We commenced an investigation by looking very closely at the failure mechanism of the AGM batteries. It became immediately apparent that the batteries were seeing overvoltage during charging from the alternator. Further investigation of data logged by the NHS trust for this vehicle, showed that charging cycles during driving were short and on many days depth of discharge (DOD) was seen to be high.
Typically, auxiliary power systems and frontline ambulances haven’t changed dramatically. They incorporate a complex split charging system with contactors that in the past was a low cost and fast way to recharge the auxiliary batteries. With the change from old-style fixed voltage output alternators systems to variable voltage alternators to meet new EU 6 regulations, no consideration had been given to the split charging system and how that would work with the new alternators. It could clearly be seen that the higher voltages from the alternator were damaging the AGM batteries causing them to heat up and eventually bloat and fail.

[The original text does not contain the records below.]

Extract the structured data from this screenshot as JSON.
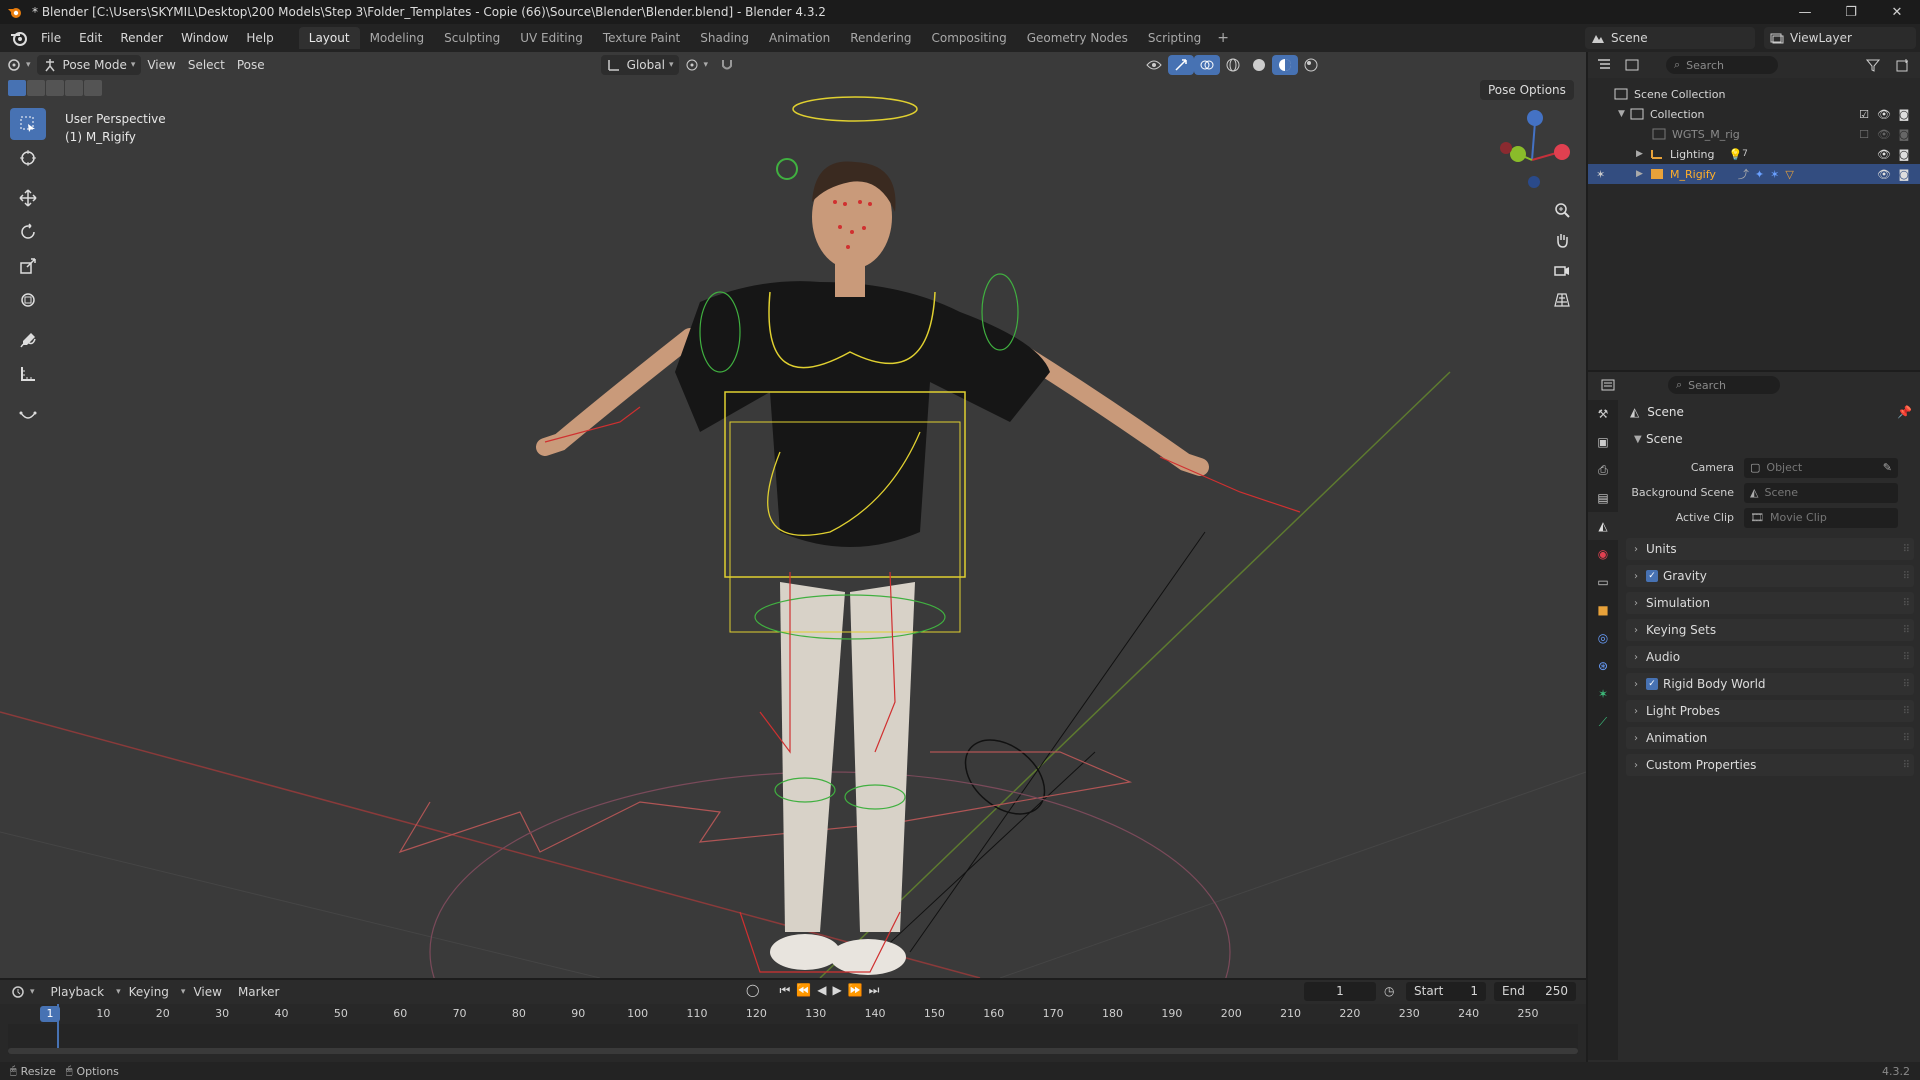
{
  "window": {
    "title": "* Blender [C:\\Users\\SKYMIL\\Desktop\\200 Models\\Step 3\\Folder_Templates - Copie (66)\\Source\\Blender\\Blender.blend] - Blender 4.3.2",
    "controls": [
      "—",
      "❐",
      "✕"
    ]
  },
  "menu": [
    "File",
    "Edit",
    "Render",
    "Window",
    "Help"
  ],
  "workspaces": [
    "Layout",
    "Modeling",
    "Sculpting",
    "UV Editing",
    "Texture Paint",
    "Shading",
    "Animation",
    "Rendering",
    "Compositing",
    "Geometry Nodes",
    "Scripting"
  ],
  "workspace_active": "Layout",
  "scene_name": "Scene",
  "view_layer": "ViewLayer",
  "viewport": {
    "mode": "Pose Mode",
    "menus": [
      "View",
      "Select",
      "Pose"
    ],
    "orientation": "Global",
    "info_line1": "User Perspective",
    "info_line2": "(1) M_Rigify",
    "pose_options": "Pose Options"
  },
  "outliner": {
    "search_placeholder": "Search",
    "rows": [
      {
        "label": "Scene Collection"
      },
      {
        "label": "Collection"
      },
      {
        "label": "WGTS_M_rig"
      },
      {
        "label": "Lighting"
      },
      {
        "label": "M_Rigify"
      }
    ],
    "lighting_count": "7"
  },
  "properties": {
    "search_placeholder": "Search",
    "context": "Scene",
    "section": "Scene",
    "fields": [
      {
        "label": "Camera",
        "placeholder": "Object"
      },
      {
        "label": "Background Scene",
        "placeholder": "Scene"
      },
      {
        "label": "Active Clip",
        "placeholder": "Movie Clip"
      }
    ],
    "panels": [
      "Units",
      "Gravity",
      "Simulation",
      "Keying Sets",
      "Audio",
      "Rigid Body World",
      "Light Probes",
      "Animation",
      "Custom Properties"
    ],
    "checked_panels": [
      "Gravity",
      "Rigid Body World"
    ]
  },
  "timeline": {
    "menus": [
      "Playback",
      "Keying",
      "View",
      "Marker"
    ],
    "current_frame": "1",
    "start_label": "Start",
    "start": "1",
    "end_label": "End",
    "end": "250",
    "ticks": [
      "10",
      "20",
      "30",
      "40",
      "50",
      "60",
      "70",
      "80",
      "90",
      "100",
      "110",
      "120",
      "130",
      "140",
      "150",
      "160",
      "170",
      "180",
      "190",
      "200",
      "210",
      "220",
      "230",
      "240",
      "250"
    ]
  },
  "status": {
    "left1": "Resize",
    "left2": "Options",
    "version": "4.3.2"
  },
  "colors": {
    "accent": "#4772b3",
    "selected": "#ffaf29",
    "bone_yellow": "#e0d030",
    "bone_red": "#d03030",
    "bone_green": "#40b040"
  }
}
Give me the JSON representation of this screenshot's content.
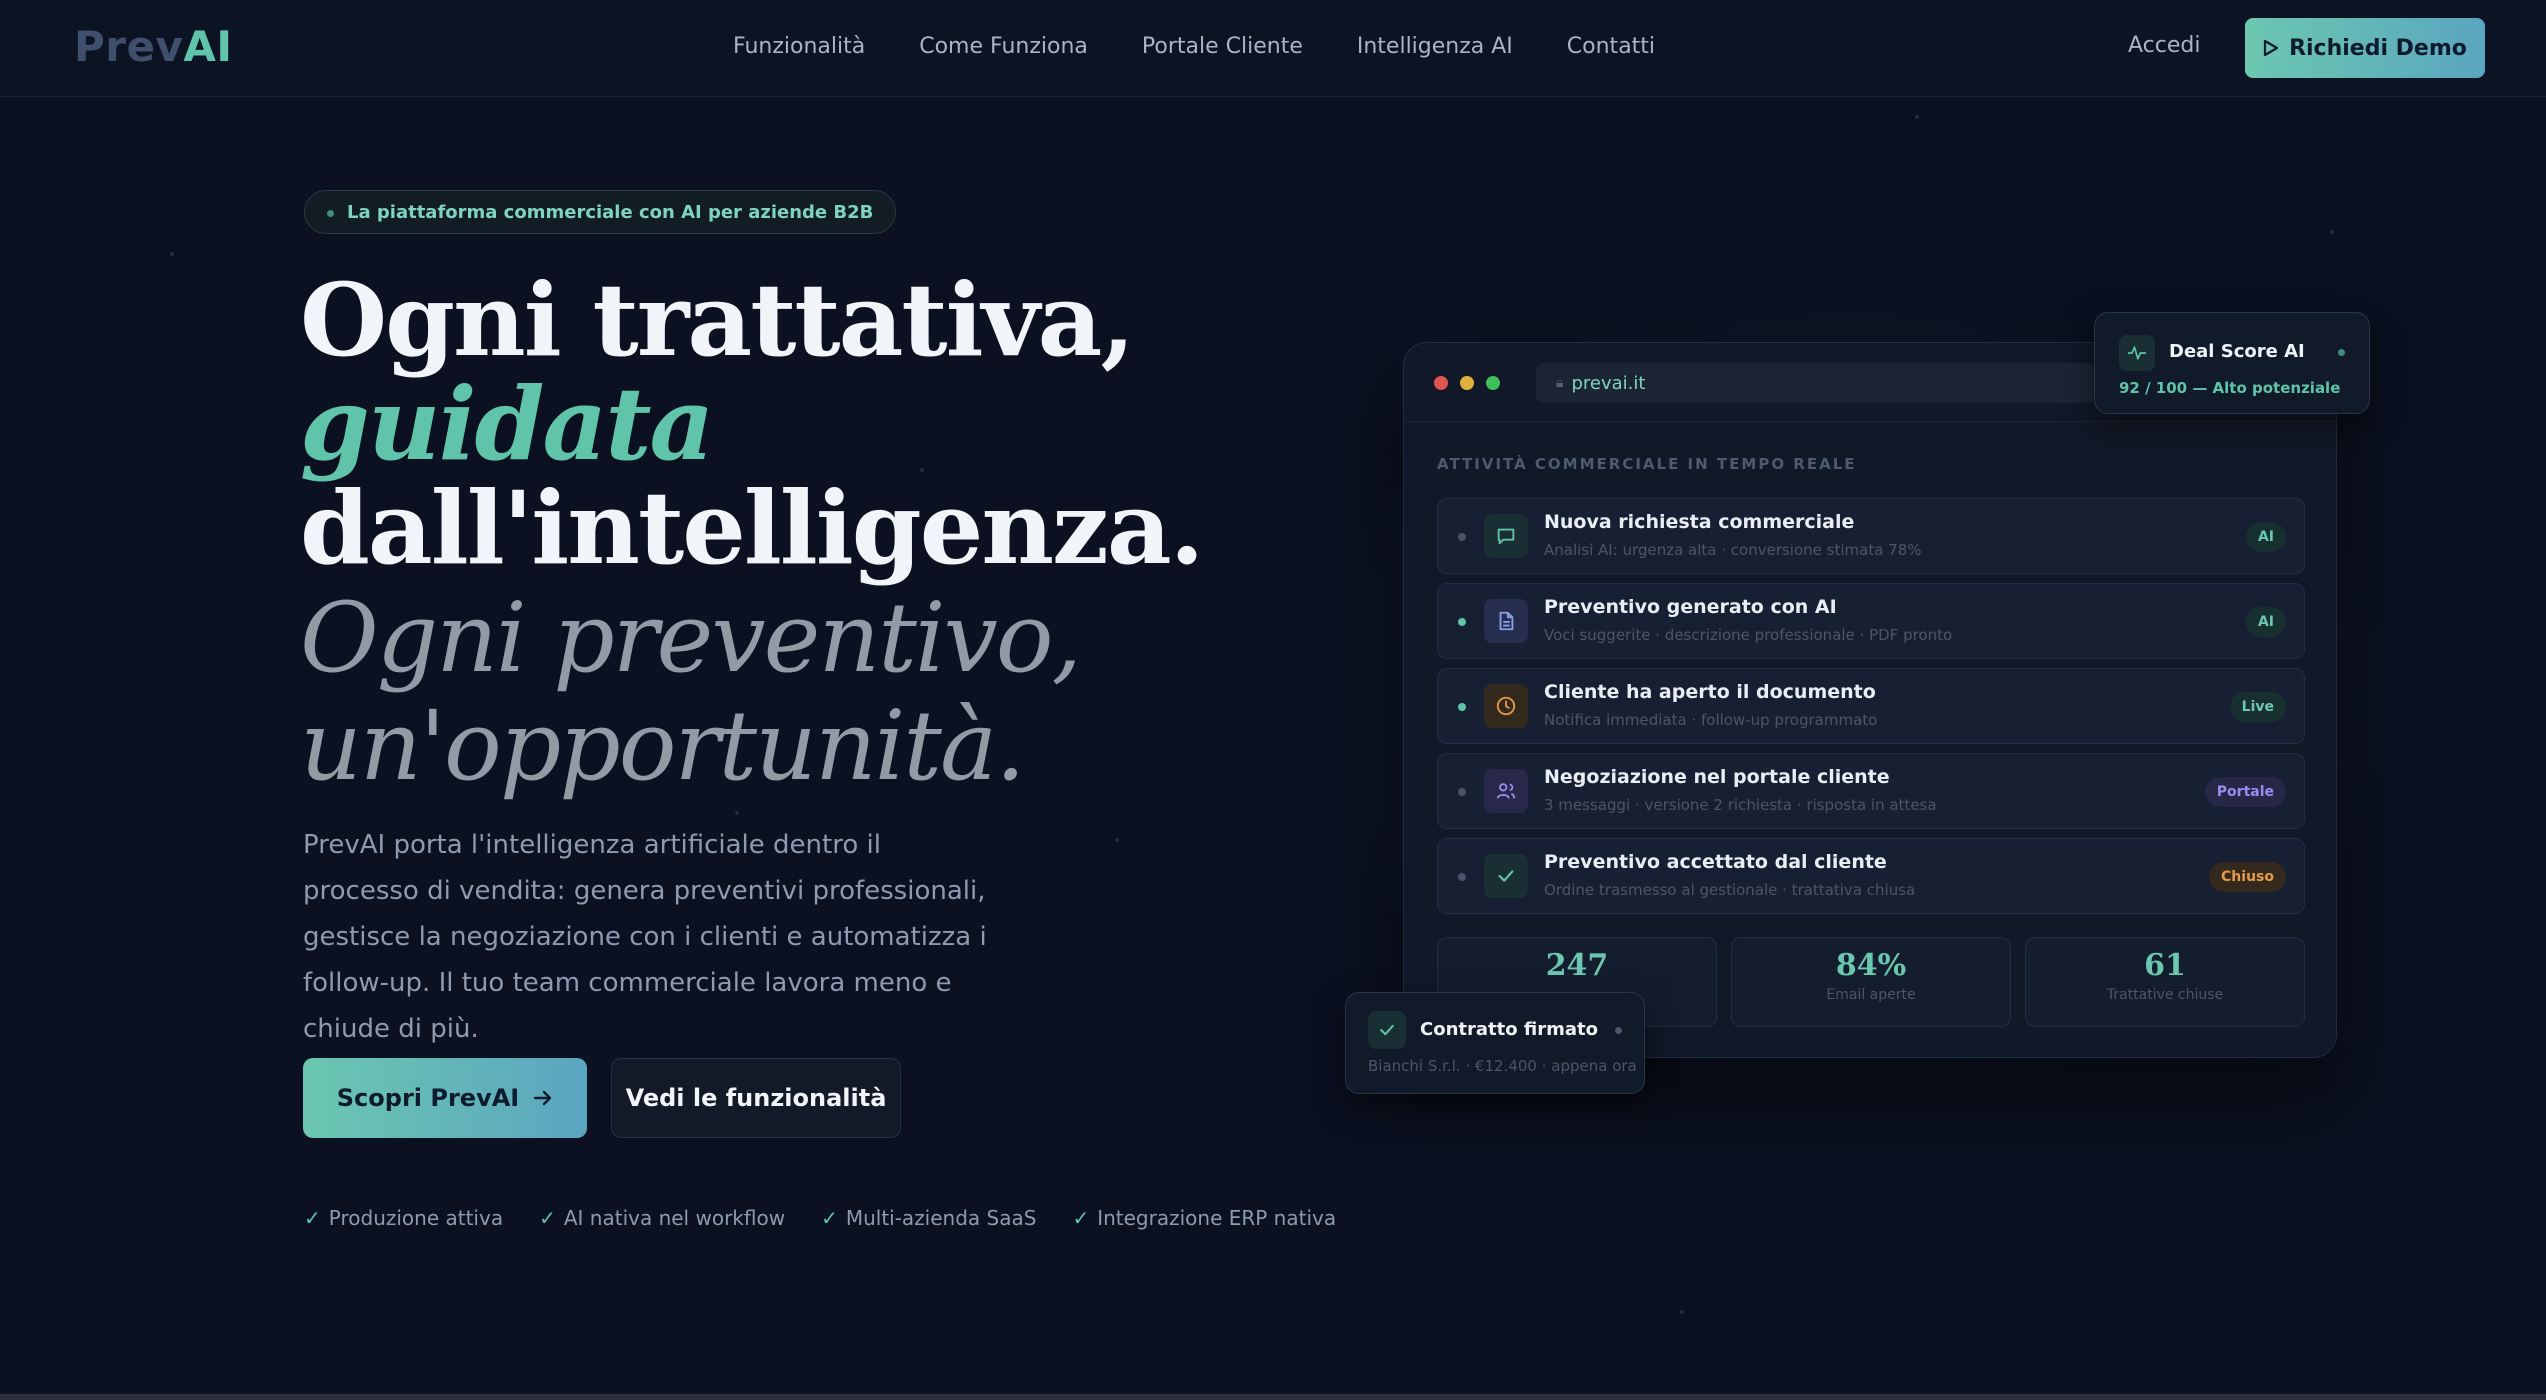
{
  "nav": {
    "logo_prev": "Prev",
    "logo_ai": "AI",
    "links": [
      "Funzionalità",
      "Come Funziona",
      "Portale Cliente",
      "Intelligenza AI",
      "Contatti"
    ],
    "login": "Accedi",
    "demo": "Richiedi Demo"
  },
  "hero": {
    "badge": "La piattaforma commerciale con AI per aziende B2B",
    "title_line1": "Ogni trattativa,",
    "title_line2": "guidata",
    "title_line3": "dall'intelligenza.",
    "subtitle_line1": "Ogni preventivo,",
    "subtitle_line2": "un'opportunità.",
    "paragraph": "PrevAI porta l'intelligenza artificiale dentro il processo di vendita: genera preventivi professionali, gestisce la negoziazione con i clienti e automatizza i follow-up. Il tuo team commerciale lavora meno e chiude di più.",
    "primary_cta": "Scopri PrevAI",
    "secondary_cta": "Vedi le funzionalità",
    "checks": [
      "Produzione attiva",
      "AI nativa nel workflow",
      "Multi-azienda SaaS",
      "Integrazione ERP nativa"
    ]
  },
  "mockup": {
    "url": "prevai.it",
    "section_title": "ATTIVITÀ COMMERCIALE IN TEMPO REALE",
    "rows": [
      {
        "title": "Nuova richiesta commerciale",
        "sub": "Analisi AI: urgenza alta · conversione stimata 78%",
        "tag": "AI",
        "icon": "chat-icon"
      },
      {
        "title": "Preventivo generato con AI",
        "sub": "Voci suggerite · descrizione professionale · PDF pronto",
        "tag": "AI",
        "icon": "document-icon"
      },
      {
        "title": "Cliente ha aperto il documento",
        "sub": "Notifica immediata · follow-up programmato",
        "tag": "Live",
        "icon": "clock-icon"
      },
      {
        "title": "Negoziazione nel portale cliente",
        "sub": "3 messaggi · versione 2 richiesta · risposta in attesa",
        "tag": "Portale",
        "icon": "users-icon"
      },
      {
        "title": "Preventivo accettato dal cliente",
        "sub": "Ordine trasmesso al gestionale · trattativa chiusa",
        "tag": "Chiuso",
        "icon": "check-icon"
      }
    ],
    "stats": [
      {
        "num": "247",
        "label": ""
      },
      {
        "num": "84%",
        "label": "Email aperte"
      },
      {
        "num": "61",
        "label": "Trattative chiuse"
      }
    ]
  },
  "deal_score": {
    "title": "Deal Score AI",
    "detail": "92 / 100 — Alto potenziale"
  },
  "contract": {
    "title": "Contratto firmato",
    "detail": "Bianchi S.r.l. · €12.400 · appena ora"
  },
  "colors": {
    "accent": "#5fc4a9",
    "background": "#0b1120",
    "orange": "#e79a4a",
    "purple": "#9b8cf0"
  }
}
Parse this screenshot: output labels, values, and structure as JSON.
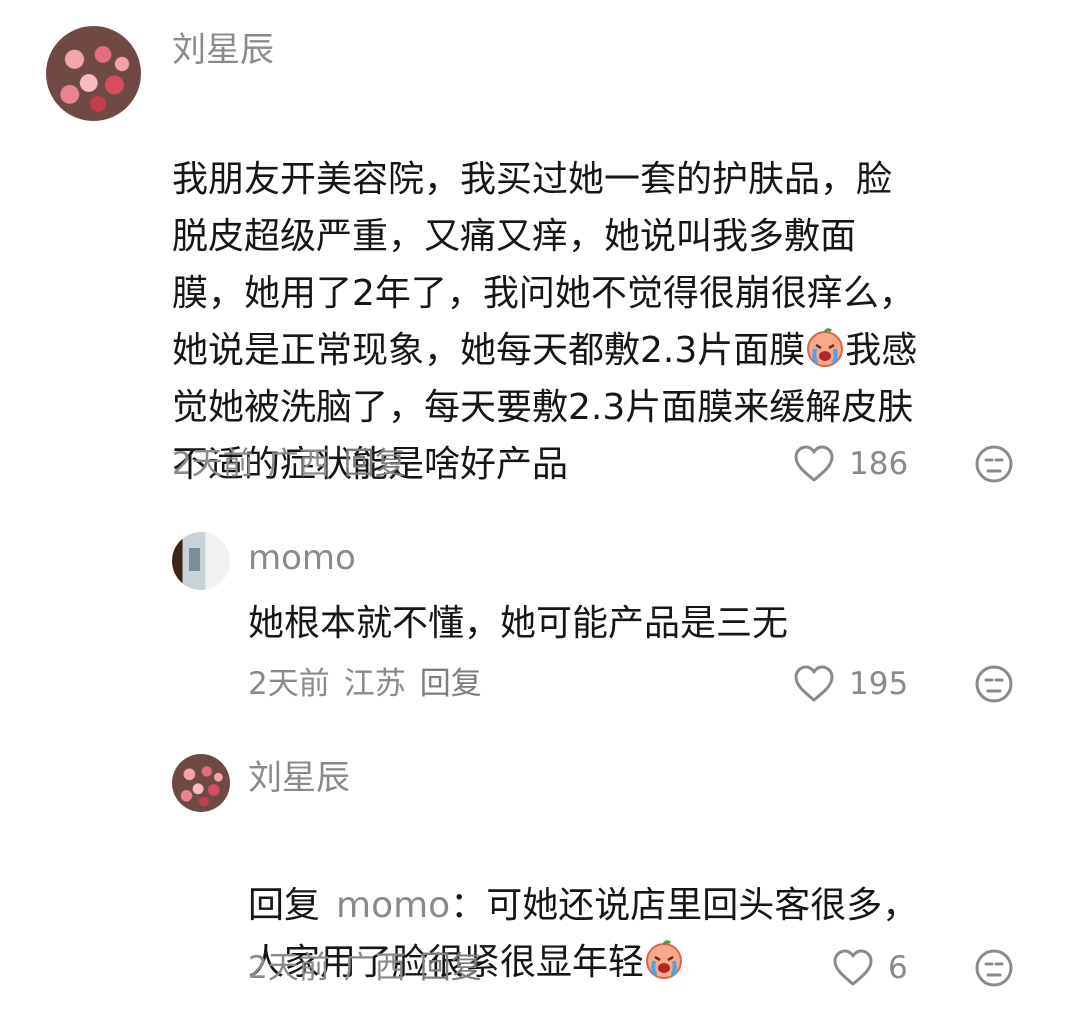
{
  "comments": [
    {
      "username": "刘星辰",
      "text": "我朋友开美容院，我买过她一套的护肤品，脸\n脱皮超级严重，又痛又痒，她说叫我多敷面\n膜，她用了2年了，我问她不觉得很崩很痒么，\n她说是正常现象，她每天都敷2.3片面膜",
      "text_after_emoji": "我感\n觉她被洗脑了，每天要敷2.3片面膜来缓解皮肤\n不适的症状能是啥好产品",
      "time": "2天前",
      "location": "广西",
      "reply_label": "回复",
      "likes": "186"
    },
    {
      "username": "momo",
      "text": "她根本就不懂，她可能产品是三无",
      "time": "2天前",
      "location": "江苏",
      "reply_label": "回复",
      "likes": "195"
    },
    {
      "username": "刘星辰",
      "reply_prefix": "回复",
      "reply_to": "momo",
      "reply_colon": "：",
      "text": "可她还说店里回头客很多，",
      "text_line2": "人家用了脸很紧很显年轻",
      "time": "2天前",
      "location": "广西",
      "reply_label": "回复",
      "likes": "6"
    }
  ],
  "icons": {
    "like": "heart-outline-icon",
    "dislike": "unamused-face-icon",
    "emoji": "crying-face-emoji"
  },
  "colors": {
    "text": "#161616",
    "secondary": "#8a8a8a"
  }
}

Charging the AGM batteries from smart alternator and contactor split charge system only meant that in-vehicle charging was ineffective (and this could be seen in the discharge and recharge cycles from the data) plus the batteries had no protection from the higher output voltages from the alternator.
Reviewing the wiring diagram and schematic with our customer we removed part of the old-style split charge system and replaced it with high quality fanless DC-DC charger that is compatible with variable voltage alternators. The DC-DC charger would accept a wide range input from the alternator whilst providing a three stage charging profile that would charge the AGM batteries quickly and in a gentle manner. This solution would therefore ensure effective in-vehicle charging whilst protecting the batteries and extending their life. Since most ambulances utilise multiple battery banks serving different loads and communications, a DC-DC charger was required for each bank of batteries.
PPT recommended the Redarc BCDC1240D which is highly reliable in professional applications and is well tested by us in many vehicle types.
Since the change over to the solution, AGM batteries have stopped failing, watt hour capacity has improved, and the ambulance fleet has seen increased performance in their day-to-day power availability.